Shark habitats are at risk due to the rising global temperatures and ocean acidification. The pH of the ocean lowers due to the extra absorption of carbon dioxide from the atmosphere which becomes toxic to many species. The phytoplankton living on corals reefs are sensitive to changes in water chemistry and die off when their surrounding waters become too acidic. The corals depend on these phytoplankton for food and protection and 25% of the ocean’s species depend on the corals. Without thriving coral reefs and their dependents, sharks have a much smaller food supply. Along with coral reefs, sharks reproduce or give birth and feed in coastal and estuarine waters which is a hot spot for occurrences of oil spills, chemical waste, aquaculture, and other forms of pollution.

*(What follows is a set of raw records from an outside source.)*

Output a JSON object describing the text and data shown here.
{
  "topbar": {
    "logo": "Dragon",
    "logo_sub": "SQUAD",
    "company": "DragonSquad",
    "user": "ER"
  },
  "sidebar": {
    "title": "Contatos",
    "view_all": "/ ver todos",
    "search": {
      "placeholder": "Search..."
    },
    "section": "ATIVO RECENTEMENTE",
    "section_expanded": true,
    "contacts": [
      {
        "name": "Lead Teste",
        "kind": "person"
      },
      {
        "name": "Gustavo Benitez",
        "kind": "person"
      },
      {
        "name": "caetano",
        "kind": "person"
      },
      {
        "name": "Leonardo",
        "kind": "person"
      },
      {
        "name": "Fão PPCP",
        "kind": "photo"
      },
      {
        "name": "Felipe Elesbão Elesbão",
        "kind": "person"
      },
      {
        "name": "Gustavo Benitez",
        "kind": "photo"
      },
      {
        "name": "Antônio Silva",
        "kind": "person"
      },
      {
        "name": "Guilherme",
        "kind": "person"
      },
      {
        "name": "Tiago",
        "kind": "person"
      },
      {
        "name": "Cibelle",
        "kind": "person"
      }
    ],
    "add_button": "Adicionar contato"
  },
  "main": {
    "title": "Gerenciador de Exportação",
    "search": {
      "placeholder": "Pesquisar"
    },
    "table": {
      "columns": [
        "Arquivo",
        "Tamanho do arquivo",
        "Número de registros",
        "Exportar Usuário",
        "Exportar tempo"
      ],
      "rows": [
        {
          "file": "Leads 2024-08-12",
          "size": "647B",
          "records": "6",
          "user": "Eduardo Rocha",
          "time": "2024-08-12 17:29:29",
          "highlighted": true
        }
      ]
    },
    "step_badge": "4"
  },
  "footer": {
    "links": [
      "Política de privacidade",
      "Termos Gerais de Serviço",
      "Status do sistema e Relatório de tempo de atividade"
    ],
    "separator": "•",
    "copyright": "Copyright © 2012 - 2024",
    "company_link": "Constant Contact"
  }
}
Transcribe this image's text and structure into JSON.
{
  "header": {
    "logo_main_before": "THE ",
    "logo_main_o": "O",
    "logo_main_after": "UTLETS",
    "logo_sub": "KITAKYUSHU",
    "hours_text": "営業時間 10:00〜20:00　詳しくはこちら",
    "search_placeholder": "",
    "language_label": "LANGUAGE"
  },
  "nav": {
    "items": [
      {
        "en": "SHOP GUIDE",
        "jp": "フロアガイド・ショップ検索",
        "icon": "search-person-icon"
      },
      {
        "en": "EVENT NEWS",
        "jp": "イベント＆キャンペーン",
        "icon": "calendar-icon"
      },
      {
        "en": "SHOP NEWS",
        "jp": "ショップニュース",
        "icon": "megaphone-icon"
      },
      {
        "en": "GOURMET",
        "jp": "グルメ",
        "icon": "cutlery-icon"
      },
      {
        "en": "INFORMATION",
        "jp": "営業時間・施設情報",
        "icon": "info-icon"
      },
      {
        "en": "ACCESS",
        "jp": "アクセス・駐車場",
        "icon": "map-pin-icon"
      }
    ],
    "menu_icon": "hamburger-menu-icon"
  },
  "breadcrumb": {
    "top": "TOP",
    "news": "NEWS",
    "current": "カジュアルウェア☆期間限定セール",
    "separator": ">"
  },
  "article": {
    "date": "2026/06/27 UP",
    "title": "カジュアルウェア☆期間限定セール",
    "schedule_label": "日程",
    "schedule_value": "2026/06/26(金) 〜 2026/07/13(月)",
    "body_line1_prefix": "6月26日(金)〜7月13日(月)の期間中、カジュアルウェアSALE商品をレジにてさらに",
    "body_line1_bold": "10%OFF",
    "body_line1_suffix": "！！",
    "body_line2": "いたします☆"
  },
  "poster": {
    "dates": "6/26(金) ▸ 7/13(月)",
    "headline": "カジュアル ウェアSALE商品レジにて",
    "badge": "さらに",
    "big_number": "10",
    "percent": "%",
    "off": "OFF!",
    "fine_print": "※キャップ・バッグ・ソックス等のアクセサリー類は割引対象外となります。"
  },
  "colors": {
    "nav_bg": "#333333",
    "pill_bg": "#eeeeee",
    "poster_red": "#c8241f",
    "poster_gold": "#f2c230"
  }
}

100 million sharks are killed every year due to the impacts of fishing and human pollution. Our ocean’s top predators like sharks are great indicators of environmental stress. We need to understand more about our impacts on these species to hopefully prevent further harm and restore balance to the ecosystem. Without sharks and their role in prey mitigation our oceans are a much scarier place.